• Problem to work on
An exact copy of all the data is needed, with every picture left out.

-------------------------

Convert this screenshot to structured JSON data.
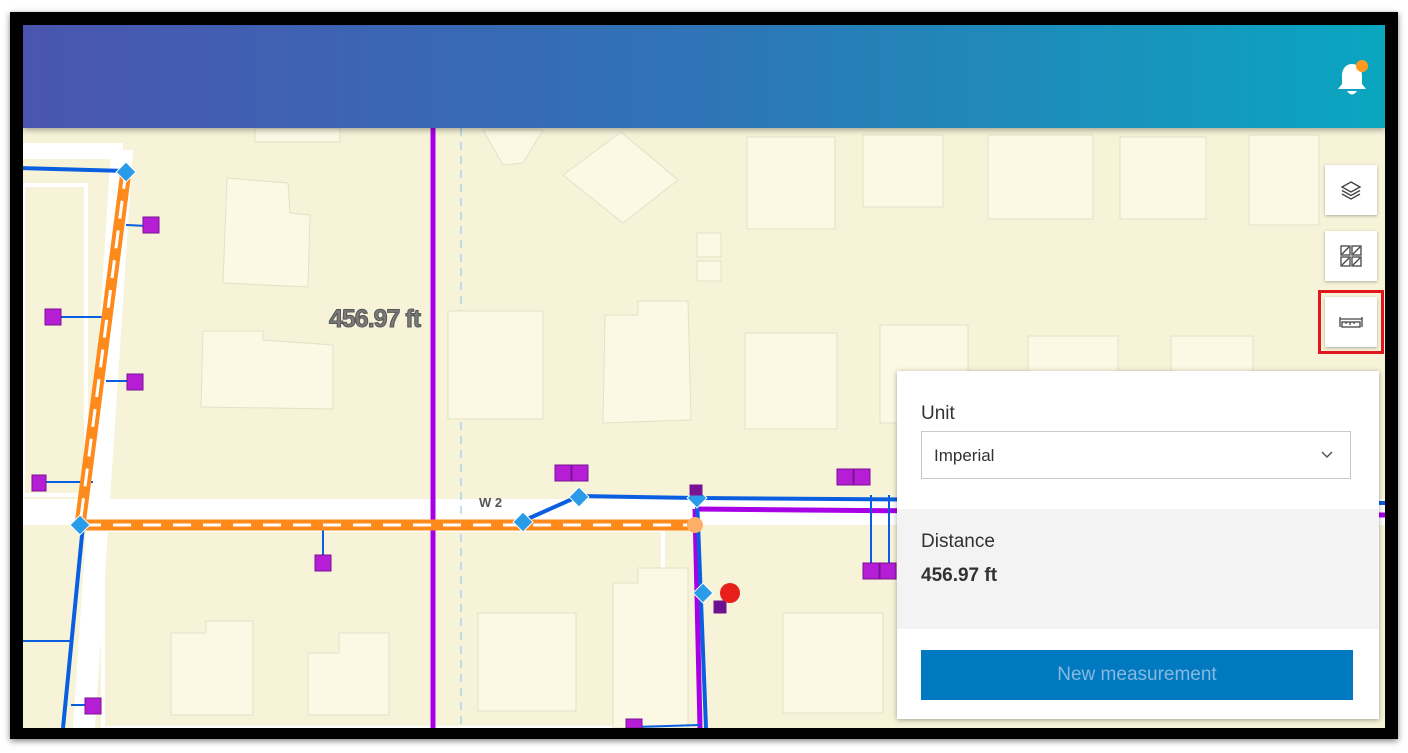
{
  "header": {
    "bell_icon": "bell-icon",
    "notification_color": "#ff9a1f"
  },
  "map": {
    "measurement_label": "456.97 ft",
    "street_label": "W 2"
  },
  "toolbar": {
    "layers_icon": "layers-icon",
    "basemap_icon": "basemap-gallery-icon",
    "measure_icon": "ruler-icon"
  },
  "measure_panel": {
    "unit_label": "Unit",
    "unit_value": "Imperial",
    "distance_label": "Distance",
    "distance_value": "456.97 ft",
    "new_button_label": "New measurement"
  },
  "colors": {
    "accent": "#0079c1",
    "active_outline": "#e0171d",
    "measure_line": "#ff8a1c",
    "electric_line": "#a800e6",
    "water_line": "#0a5ee0"
  }
}
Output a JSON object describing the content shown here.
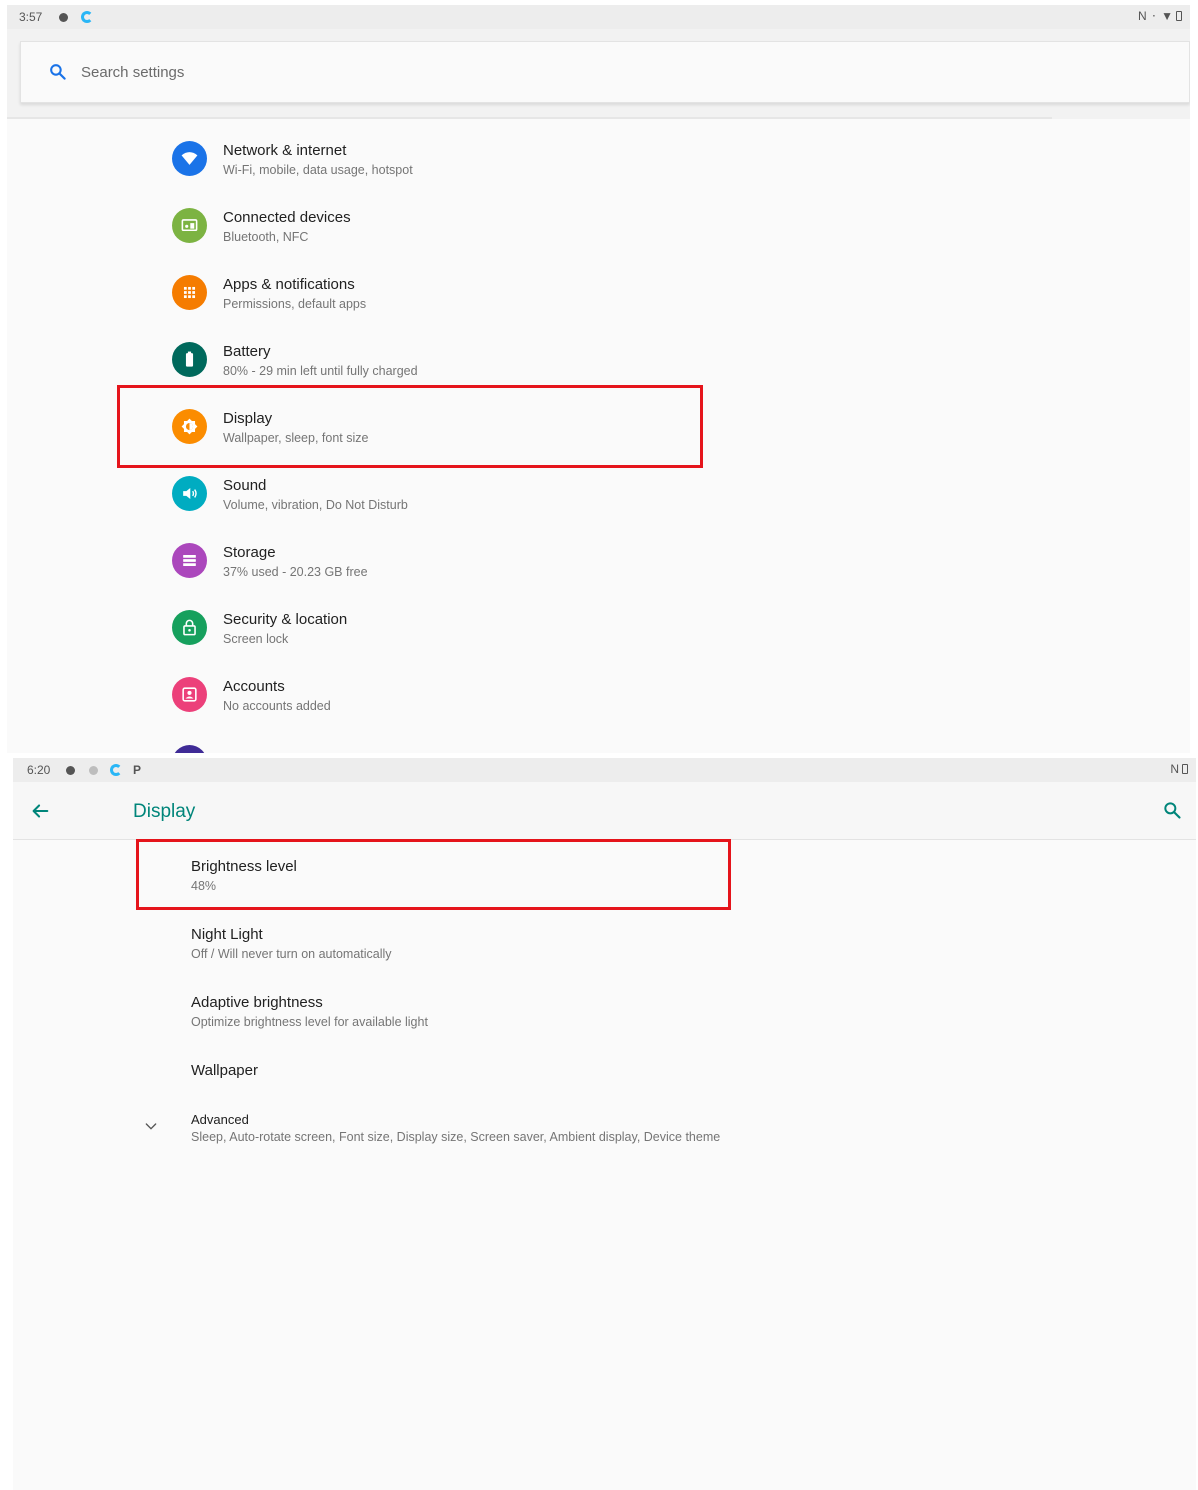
{
  "top": {
    "status_bar": {
      "time": "3:57",
      "right_icons": "N ⋅ ▼"
    },
    "search": {
      "placeholder": "Search settings"
    },
    "items": [
      {
        "title": "Network & internet",
        "subtitle": "Wi-Fi, mobile, data usage, hotspot",
        "icon": "wifi-icon",
        "color": "#1a73e8"
      },
      {
        "title": "Connected devices",
        "subtitle": "Bluetooth, NFC",
        "icon": "devices-icon",
        "color": "#7cb342"
      },
      {
        "title": "Apps & notifications",
        "subtitle": "Permissions, default apps",
        "icon": "apps-icon",
        "color": "#f57c00"
      },
      {
        "title": "Battery",
        "subtitle": "80% - 29 min left until fully charged",
        "icon": "battery-icon",
        "color": "#00695c"
      },
      {
        "title": "Display",
        "subtitle": "Wallpaper, sleep, font size",
        "icon": "brightness-icon",
        "color": "#fb8c00"
      },
      {
        "title": "Sound",
        "subtitle": "Volume, vibration, Do Not Disturb",
        "icon": "volume-icon",
        "color": "#00acc1"
      },
      {
        "title": "Storage",
        "subtitle": "37% used - 20.23 GB free",
        "icon": "storage-icon",
        "color": "#ab47bc"
      },
      {
        "title": "Security & location",
        "subtitle": "Screen lock",
        "icon": "lock-icon",
        "color": "#16a05d"
      },
      {
        "title": "Accounts",
        "subtitle": "No accounts added",
        "icon": "account-icon",
        "color": "#ec407a"
      }
    ],
    "highlight_color": "#e5141b"
  },
  "bottom": {
    "status_bar": {
      "time": "6:20",
      "right_icons": "N"
    },
    "appbar": {
      "title": "Display",
      "accent": "#00857a"
    },
    "items": [
      {
        "title": "Brightness level",
        "subtitle": "48%"
      },
      {
        "title": "Night Light",
        "subtitle": "Off / Will never turn on automatically"
      },
      {
        "title": "Adaptive brightness",
        "subtitle": "Optimize brightness level for available light"
      },
      {
        "title": "Wallpaper"
      },
      {
        "title": "Advanced",
        "subtitle": "Sleep, Auto-rotate screen, Font size, Display size, Screen saver, Ambient display, Device theme",
        "icon": "chevron-down-icon"
      }
    ]
  }
}
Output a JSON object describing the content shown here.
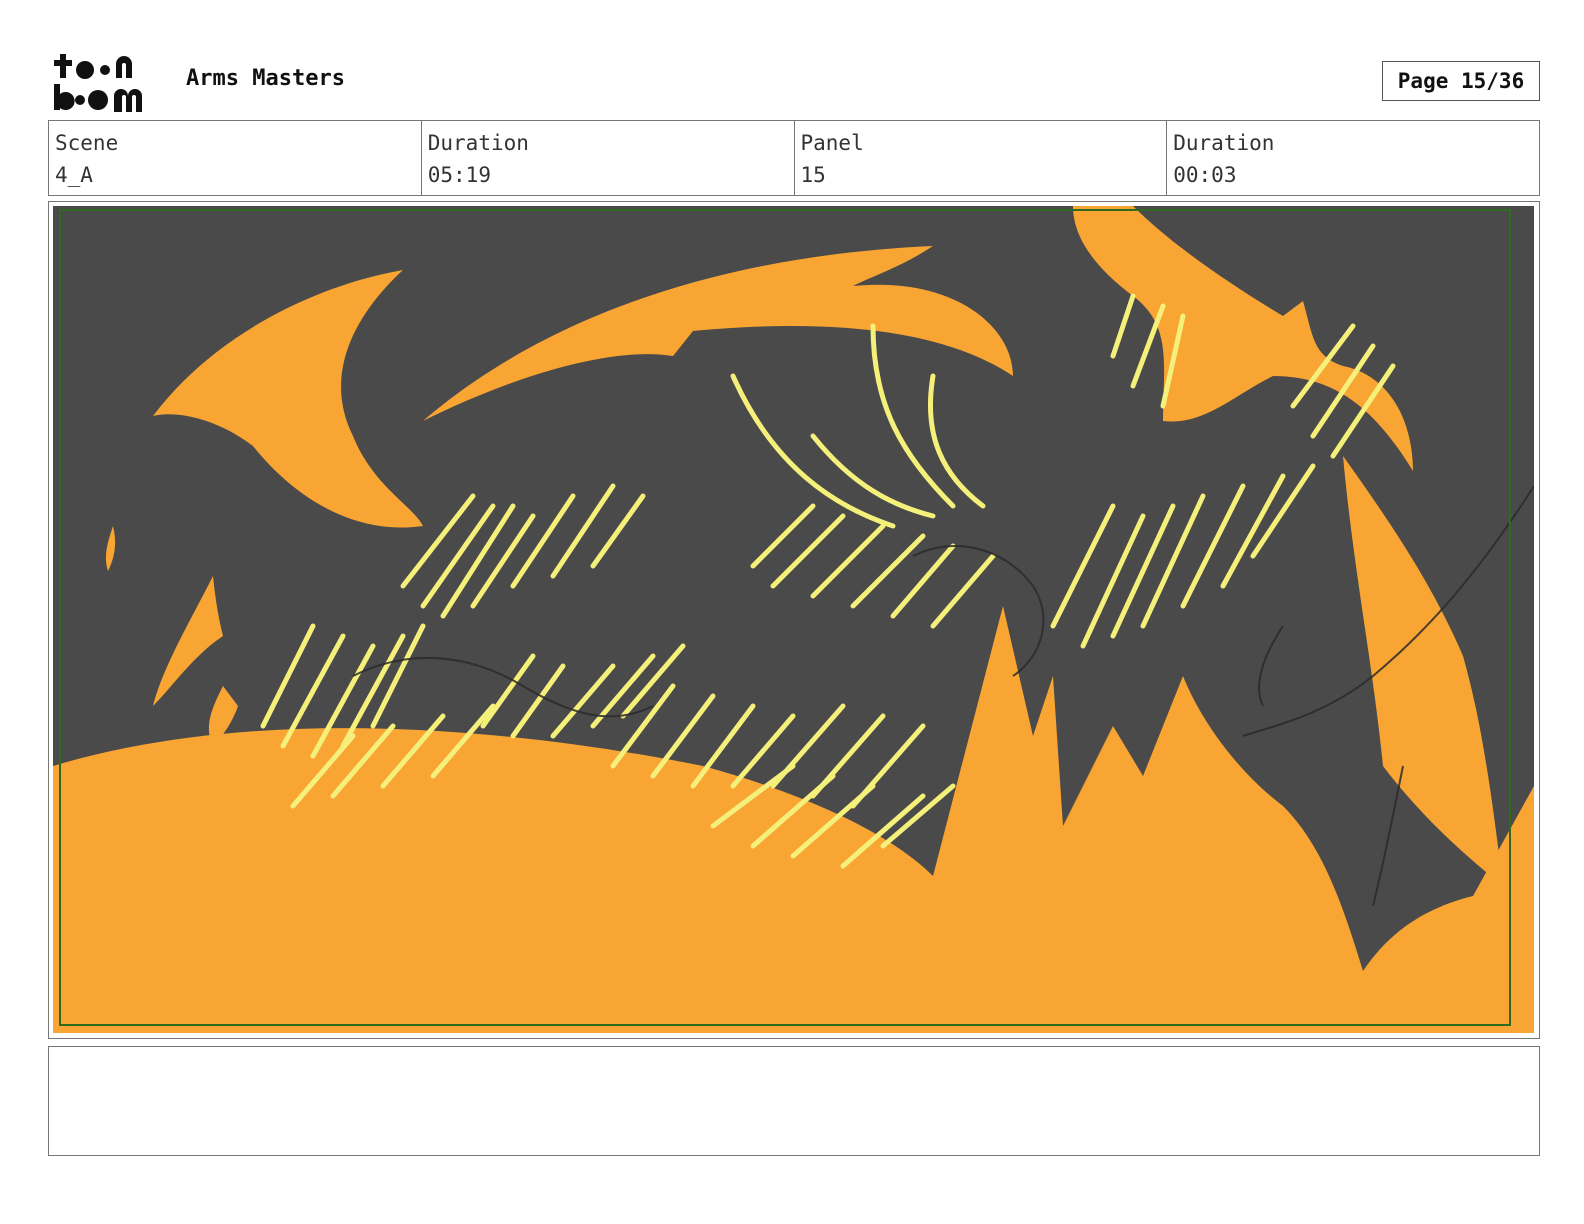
{
  "header": {
    "logo_text_top": "toon",
    "logo_text_bottom": "boom",
    "project_title": "Arms Masters",
    "page_label": "Page 15/36"
  },
  "info": {
    "scene_label": "Scene",
    "scene_value": "4_A",
    "duration_label": "Duration",
    "duration_value": "05:19",
    "panel_label": "Panel",
    "panel_value": "15",
    "panel_duration_label": "Duration",
    "panel_duration_value": "00:03"
  },
  "panel": {
    "colors": {
      "background": "#4a4a4a",
      "flame": "#f9a533",
      "highlight": "#f5f07a",
      "frame_line": "#2e6b1f"
    }
  },
  "notes": {
    "text": ""
  }
}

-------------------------

• Reply to the exercise
Convert this screenshot to structured JSON data.
{
  "header": {
    "bell_icon": "bell-icon",
    "notification_color": "#ff9a1f"
  },
  "map": {
    "measurement_label": "456.97 ft",
    "street_label": "W 2"
  },
  "toolbar": {
    "layers_icon": "layers-icon",
    "basemap_icon": "basemap-gallery-icon",
    "measure_icon": "ruler-icon"
  },
  "measure_panel": {
    "unit_label": "Unit",
    "unit_value": "Imperial",
    "distance_label": "Distance",
    "distance_value": "456.97 ft",
    "new_button_label": "New measurement"
  },
  "colors": {
    "accent": "#0079c1",
    "active_outline": "#e0171d",
    "measure_line": "#ff8a1c",
    "electric_line": "#a800e6",
    "water_line": "#0a5ee0"
  }
}
Output a JSON object describing the content shown here.
{
  "top": {
    "status_bar": {
      "time": "3:57",
      "right_icons": "N ⋅ ▼"
    },
    "search": {
      "placeholder": "Search settings"
    },
    "items": [
      {
        "title": "Network & internet",
        "subtitle": "Wi-Fi, mobile, data usage, hotspot",
        "icon": "wifi-icon",
        "color": "#1a73e8"
      },
      {
        "title": "Connected devices",
        "subtitle": "Bluetooth, NFC",
        "icon": "devices-icon",
        "color": "#7cb342"
      },
      {
        "title": "Apps & notifications",
        "subtitle": "Permissions, default apps",
        "icon": "apps-icon",
        "color": "#f57c00"
      },
      {
        "title": "Battery",
        "subtitle": "80% - 29 min left until fully charged",
        "icon": "battery-icon",
        "color": "#00695c"
      },
      {
        "title": "Display",
        "subtitle": "Wallpaper, sleep, font size",
        "icon": "brightness-icon",
        "color": "#fb8c00"
      },
      {
        "title": "Sound",
        "subtitle": "Volume, vibration, Do Not Disturb",
        "icon": "volume-icon",
        "color": "#00acc1"
      },
      {
        "title": "Storage",
        "subtitle": "37% used - 20.23 GB free",
        "icon": "storage-icon",
        "color": "#ab47bc"
      },
      {
        "title": "Security & location",
        "subtitle": "Screen lock",
        "icon": "lock-icon",
        "color": "#16a05d"
      },
      {
        "title": "Accounts",
        "subtitle": "No accounts added",
        "icon": "account-icon",
        "color": "#ec407a"
      }
    ],
    "highlight_color": "#e5141b"
  },
  "bottom": {
    "status_bar": {
      "time": "6:20",
      "right_icons": "N"
    },
    "appbar": {
      "title": "Display",
      "accent": "#00857a"
    },
    "items": [
      {
        "title": "Brightness level",
        "subtitle": "48%"
      },
      {
        "title": "Night Light",
        "subtitle": "Off / Will never turn on automatically"
      },
      {
        "title": "Adaptive brightness",
        "subtitle": "Optimize brightness level for available light"
      },
      {
        "title": "Wallpaper"
      },
      {
        "title": "Advanced",
        "subtitle": "Sleep, Auto-rotate screen, Font size, Display size, Screen saver, Ambient display, Device theme",
        "icon": "chevron-down-icon"
      }
    ]
  }
}
Output a JSON object describing the content shown here.
{
  "header": {
    "logo_text_top": "toon",
    "logo_text_bottom": "boom",
    "project_title": "Arms Masters",
    "page_label": "Page 15/36"
  },
  "info": {
    "scene_label": "Scene",
    "scene_value": "4_A",
    "duration_label": "Duration",
    "duration_value": "05:19",
    "panel_label": "Panel",
    "panel_value": "15",
    "panel_duration_label": "Duration",
    "panel_duration_value": "00:03"
  },
  "panel": {
    "colors": {
      "background": "#4a4a4a",
      "flame": "#f9a533",
      "highlight": "#f5f07a",
      "frame_line": "#2e6b1f"
    }
  },
  "notes": {
    "text": ""
  }
}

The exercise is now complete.